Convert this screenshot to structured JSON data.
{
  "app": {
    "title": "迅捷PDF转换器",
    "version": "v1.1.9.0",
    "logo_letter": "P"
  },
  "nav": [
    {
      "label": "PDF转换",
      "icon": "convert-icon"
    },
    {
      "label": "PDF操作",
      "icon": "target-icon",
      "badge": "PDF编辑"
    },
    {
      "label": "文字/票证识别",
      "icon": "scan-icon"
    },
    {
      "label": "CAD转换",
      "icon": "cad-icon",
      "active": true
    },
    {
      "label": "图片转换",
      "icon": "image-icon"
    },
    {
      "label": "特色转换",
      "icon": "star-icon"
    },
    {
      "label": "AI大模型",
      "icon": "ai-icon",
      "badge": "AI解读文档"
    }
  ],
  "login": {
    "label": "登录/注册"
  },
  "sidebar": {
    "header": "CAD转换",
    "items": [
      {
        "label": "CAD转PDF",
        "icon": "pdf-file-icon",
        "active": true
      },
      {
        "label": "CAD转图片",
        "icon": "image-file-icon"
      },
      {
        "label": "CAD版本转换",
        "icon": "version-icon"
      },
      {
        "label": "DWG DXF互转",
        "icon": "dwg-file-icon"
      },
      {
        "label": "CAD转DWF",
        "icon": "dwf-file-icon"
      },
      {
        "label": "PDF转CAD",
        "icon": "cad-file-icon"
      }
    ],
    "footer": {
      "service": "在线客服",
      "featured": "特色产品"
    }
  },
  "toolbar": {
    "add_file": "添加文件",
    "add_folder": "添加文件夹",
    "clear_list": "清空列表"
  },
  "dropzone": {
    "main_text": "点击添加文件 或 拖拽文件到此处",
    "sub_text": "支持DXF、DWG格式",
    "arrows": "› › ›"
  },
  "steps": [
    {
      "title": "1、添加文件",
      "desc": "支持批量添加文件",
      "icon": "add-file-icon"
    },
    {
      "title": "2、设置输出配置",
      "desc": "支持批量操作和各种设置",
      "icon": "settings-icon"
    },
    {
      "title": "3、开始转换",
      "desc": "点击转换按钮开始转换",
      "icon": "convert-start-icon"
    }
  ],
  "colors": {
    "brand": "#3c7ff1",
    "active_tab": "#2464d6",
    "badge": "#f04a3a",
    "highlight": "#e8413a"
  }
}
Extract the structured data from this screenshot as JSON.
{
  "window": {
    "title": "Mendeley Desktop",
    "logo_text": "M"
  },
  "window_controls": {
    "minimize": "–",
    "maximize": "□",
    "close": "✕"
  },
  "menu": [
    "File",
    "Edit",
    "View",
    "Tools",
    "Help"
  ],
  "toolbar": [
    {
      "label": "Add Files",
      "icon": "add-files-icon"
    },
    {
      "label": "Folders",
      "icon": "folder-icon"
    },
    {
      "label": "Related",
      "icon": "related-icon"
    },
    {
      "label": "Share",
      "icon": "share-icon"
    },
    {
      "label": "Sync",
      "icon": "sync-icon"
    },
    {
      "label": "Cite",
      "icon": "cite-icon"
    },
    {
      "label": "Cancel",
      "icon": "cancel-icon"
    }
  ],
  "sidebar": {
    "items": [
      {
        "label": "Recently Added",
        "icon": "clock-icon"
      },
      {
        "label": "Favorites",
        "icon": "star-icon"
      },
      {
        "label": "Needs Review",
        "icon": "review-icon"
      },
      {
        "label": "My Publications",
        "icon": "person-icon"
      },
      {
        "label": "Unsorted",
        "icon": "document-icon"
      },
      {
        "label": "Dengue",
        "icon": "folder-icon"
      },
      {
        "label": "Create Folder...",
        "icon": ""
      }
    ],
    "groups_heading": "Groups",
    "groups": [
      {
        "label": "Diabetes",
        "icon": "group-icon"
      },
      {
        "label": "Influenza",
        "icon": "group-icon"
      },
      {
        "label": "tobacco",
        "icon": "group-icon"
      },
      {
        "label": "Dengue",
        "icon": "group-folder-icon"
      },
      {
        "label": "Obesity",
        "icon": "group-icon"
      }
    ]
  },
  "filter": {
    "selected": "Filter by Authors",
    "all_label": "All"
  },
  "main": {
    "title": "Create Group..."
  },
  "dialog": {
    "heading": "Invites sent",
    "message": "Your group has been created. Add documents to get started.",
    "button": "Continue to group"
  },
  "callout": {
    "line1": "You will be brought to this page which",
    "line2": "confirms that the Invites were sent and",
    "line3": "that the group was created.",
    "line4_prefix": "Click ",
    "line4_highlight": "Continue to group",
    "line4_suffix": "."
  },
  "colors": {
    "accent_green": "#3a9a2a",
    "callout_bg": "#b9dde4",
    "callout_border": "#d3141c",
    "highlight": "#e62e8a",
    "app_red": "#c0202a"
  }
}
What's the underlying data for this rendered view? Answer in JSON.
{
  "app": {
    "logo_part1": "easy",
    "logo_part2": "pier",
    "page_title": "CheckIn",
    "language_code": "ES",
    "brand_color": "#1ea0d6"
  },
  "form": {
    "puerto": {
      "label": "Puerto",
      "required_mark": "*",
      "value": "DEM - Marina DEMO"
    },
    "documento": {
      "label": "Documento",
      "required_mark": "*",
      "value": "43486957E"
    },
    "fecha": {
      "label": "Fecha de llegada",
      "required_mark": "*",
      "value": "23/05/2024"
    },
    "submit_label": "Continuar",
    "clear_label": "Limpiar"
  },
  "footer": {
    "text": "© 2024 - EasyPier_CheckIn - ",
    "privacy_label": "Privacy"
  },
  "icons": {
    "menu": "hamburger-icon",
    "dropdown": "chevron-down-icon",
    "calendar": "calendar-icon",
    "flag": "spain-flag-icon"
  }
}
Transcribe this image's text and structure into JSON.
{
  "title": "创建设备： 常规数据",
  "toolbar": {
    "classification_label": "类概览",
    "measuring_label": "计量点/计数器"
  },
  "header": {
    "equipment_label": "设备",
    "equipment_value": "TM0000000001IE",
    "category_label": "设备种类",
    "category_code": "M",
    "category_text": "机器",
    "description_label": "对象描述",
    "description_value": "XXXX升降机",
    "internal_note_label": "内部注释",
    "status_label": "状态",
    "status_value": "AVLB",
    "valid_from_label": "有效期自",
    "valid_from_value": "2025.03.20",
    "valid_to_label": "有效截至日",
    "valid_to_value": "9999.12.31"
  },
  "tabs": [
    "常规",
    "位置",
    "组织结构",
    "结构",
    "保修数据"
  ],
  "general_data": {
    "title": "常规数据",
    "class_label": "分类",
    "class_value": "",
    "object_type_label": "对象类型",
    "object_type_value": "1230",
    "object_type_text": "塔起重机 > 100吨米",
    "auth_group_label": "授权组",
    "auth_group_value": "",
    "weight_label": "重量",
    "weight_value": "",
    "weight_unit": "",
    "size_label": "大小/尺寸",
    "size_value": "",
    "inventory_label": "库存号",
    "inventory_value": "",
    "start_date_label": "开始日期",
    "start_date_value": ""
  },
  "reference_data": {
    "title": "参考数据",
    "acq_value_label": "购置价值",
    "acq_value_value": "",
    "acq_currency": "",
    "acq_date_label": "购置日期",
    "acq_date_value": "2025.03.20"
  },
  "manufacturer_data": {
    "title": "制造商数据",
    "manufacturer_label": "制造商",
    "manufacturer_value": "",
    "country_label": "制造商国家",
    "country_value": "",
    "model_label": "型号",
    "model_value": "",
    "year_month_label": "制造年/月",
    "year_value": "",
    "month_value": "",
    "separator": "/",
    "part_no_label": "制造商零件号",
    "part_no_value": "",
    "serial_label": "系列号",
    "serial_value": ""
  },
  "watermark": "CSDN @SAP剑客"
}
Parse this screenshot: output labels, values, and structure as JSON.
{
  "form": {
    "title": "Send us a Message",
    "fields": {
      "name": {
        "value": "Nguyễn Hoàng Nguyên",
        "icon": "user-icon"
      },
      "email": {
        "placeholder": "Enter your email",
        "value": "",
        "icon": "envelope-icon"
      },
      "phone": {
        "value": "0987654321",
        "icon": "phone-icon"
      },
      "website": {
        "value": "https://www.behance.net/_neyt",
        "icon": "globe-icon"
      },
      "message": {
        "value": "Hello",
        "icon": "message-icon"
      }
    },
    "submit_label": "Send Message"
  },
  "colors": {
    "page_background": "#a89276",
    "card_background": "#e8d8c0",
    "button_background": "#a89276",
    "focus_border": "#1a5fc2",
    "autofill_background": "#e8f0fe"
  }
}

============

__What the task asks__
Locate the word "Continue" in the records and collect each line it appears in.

__Response__
    "button": "Continue to group"
    "line4_highlight": "Continue to group",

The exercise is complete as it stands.